Nature is thought to have a profound effect on our mental and physical wellbeing and is vital for children’s development. But our busy modern lives mean that many of us are more cut off from it than ever before. Whilst we’re all guilty of making use of the digital nanny when we’re busy or tired, here are reasons why it’s important to make some time to step outside…
Nurturing their mental health
We all know that there is such a thing as too much screen time. Overdosing on phones, tablets and TV (Netflix, we’re looking at you!) can have a huge affect on our sleep patterns and our moods. So it’s not surprising that it can be detrimental for little ones’ cognitive, social, emotional, and behavioural development.
But the really good news is that the more time we spend with children outside in nature (and away from screens) the more we can help to avoid speech delays, anxiety, and other mental health concerns.
Little ones might say they prefer to sit on the sofa watching Peppa Pig than go outside, but nature stimulates more senses than the TV. You can see, hear, touch, and smell outdoor environments, which makes a huge impact on positive mental health.
Strengthening physical development

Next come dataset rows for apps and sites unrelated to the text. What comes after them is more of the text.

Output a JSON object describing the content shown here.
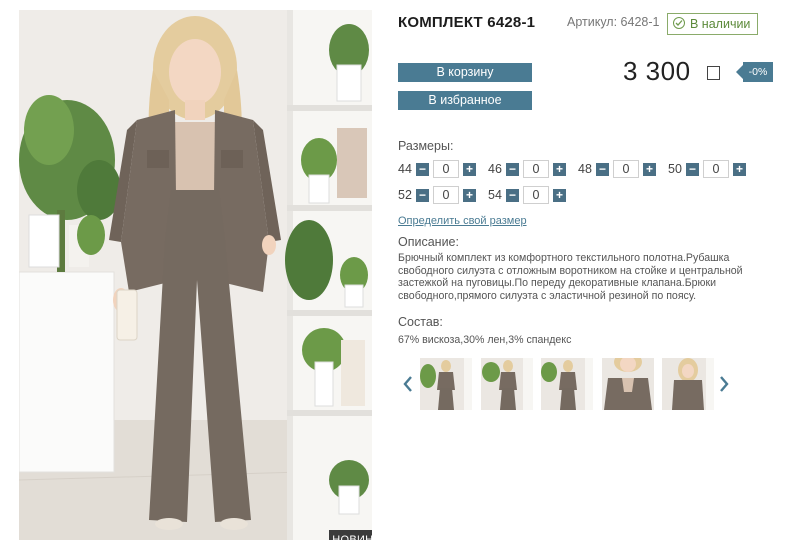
{
  "product": {
    "title": "КОМПЛЕКТ 6428-1",
    "sku": "Артикул: 6428-1",
    "stock": "В наличии",
    "badge": "НОВИНКА",
    "price": "3 300",
    "discount": "-0%"
  },
  "buttons": {
    "cart": "В корзину",
    "favorite": "В избранное"
  },
  "sizes": {
    "label": "Размеры:",
    "items": [
      {
        "size": "44",
        "qty": "0"
      },
      {
        "size": "46",
        "qty": "0"
      },
      {
        "size": "48",
        "qty": "0"
      },
      {
        "size": "50",
        "qty": "0"
      },
      {
        "size": "52",
        "qty": "0"
      },
      {
        "size": "54",
        "qty": "0"
      }
    ],
    "link": "Определить свой размер"
  },
  "description": {
    "label": "Описание:",
    "text": "Брючный комплект из комфортного текстильного полотна.Рубашка свободного силуэта с отложным воротником на стойке и центральной застежкой на пуговицы.По переду декоративные клапана.Брюки свободного,прямого силуэта с эластичной резиной по поясу."
  },
  "composition": {
    "label": "Состав:",
    "text": "67% вискоза,30% лен,3% спандекс"
  },
  "colors": {
    "accent": "#4a7b93",
    "suit": "#75695f",
    "stock_green": "#5c8a3a"
  },
  "icons": {
    "stock": "check-circle-icon",
    "currency": "ruble-icon",
    "prev": "chevron-left-icon",
    "next": "chevron-right-icon",
    "minus": "minus-icon",
    "plus": "plus-icon"
  }
}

Another great reason to get outdoors is that it can encourage gross motor skills, eye-hand coordination, and help to prevent childhood obesity.
There’s lots of ways to have fun together outside (even if you don’t have a sporty bone in your body!). If you’re lucky enough to have a garden, try planting seeds or creating a nature trail. If you’re close to the countryside, go for a walk in the woods, or ride bikes. If you live in the city, find your local park or playground. Let them know they can run around, jump in puddles and get as messy as they like.
Encouraging creativity and imagination
The freedom that kids can get from running around outside allows them to take a more inventive approach to play and to think more freely. Designing their own activities and making up games that are much less structured than indoor activities is also really good for boosting their confidence.
Creating some calm
If you’re house-bound with an unsettled baby, or in the middle of a dreaded toddler melt-down, just a 10-minute walk outside can help to reduce stress and improve everyone’s mood.
If the sun is shining, you get the added benefit of getting some much needed vitamin D, as many of us are deficient in this essential vitamin. Just make sure the little ones are protected from any harsh rays.
For more inspiration, Angela Spencer’s book, Babyopathy, makes for some interesting and informative reading. Continuously refined from the work she has done in her children’s nurseries, it teaches a sensory based baby-led development programme with its basis in the biophilia hypothesis (our in-built connection to nature).
With many years of experience behind her in this field (she was named one of the Top 10 Most Influential in Childcare in 2017), Spencer’s aim is to nurture little ones’ complete wellbeing and natural development through sensory and holistic activities.